**WORK TO COMPLETE:** Where in the data does the word "there" appear? Find those lines and copy them.

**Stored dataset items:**
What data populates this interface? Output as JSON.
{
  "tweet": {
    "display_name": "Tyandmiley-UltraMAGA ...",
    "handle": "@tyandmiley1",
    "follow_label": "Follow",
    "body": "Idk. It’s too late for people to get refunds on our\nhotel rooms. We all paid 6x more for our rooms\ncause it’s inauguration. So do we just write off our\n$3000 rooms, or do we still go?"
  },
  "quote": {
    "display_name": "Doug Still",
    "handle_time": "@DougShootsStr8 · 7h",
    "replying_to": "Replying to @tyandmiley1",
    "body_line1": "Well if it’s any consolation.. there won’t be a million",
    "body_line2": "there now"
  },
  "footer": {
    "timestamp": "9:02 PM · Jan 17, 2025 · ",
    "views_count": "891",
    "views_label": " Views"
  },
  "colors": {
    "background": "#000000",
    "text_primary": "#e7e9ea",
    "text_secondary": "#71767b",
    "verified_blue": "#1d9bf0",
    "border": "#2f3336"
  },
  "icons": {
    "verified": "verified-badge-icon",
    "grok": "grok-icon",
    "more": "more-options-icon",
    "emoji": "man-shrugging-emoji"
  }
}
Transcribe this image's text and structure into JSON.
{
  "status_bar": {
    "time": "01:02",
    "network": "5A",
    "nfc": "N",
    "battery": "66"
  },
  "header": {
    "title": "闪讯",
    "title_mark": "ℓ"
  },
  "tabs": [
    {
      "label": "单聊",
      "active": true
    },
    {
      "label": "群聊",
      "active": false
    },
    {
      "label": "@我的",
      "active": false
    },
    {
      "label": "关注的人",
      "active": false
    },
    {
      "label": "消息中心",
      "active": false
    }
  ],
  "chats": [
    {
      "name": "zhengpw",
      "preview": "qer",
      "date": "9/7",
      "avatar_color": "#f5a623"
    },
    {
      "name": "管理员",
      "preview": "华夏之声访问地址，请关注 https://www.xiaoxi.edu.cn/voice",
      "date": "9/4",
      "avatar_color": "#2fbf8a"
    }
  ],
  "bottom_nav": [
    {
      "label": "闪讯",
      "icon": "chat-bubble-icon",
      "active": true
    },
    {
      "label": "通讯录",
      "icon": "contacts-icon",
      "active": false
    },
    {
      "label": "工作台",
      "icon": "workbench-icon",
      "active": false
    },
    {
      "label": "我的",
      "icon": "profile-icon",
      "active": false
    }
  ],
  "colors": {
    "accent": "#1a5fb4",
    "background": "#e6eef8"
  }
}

**SOLUTION:**
    "body_line1": "Well if it’s any consolation.. there won’t be a million",
    "body_line2": "there now"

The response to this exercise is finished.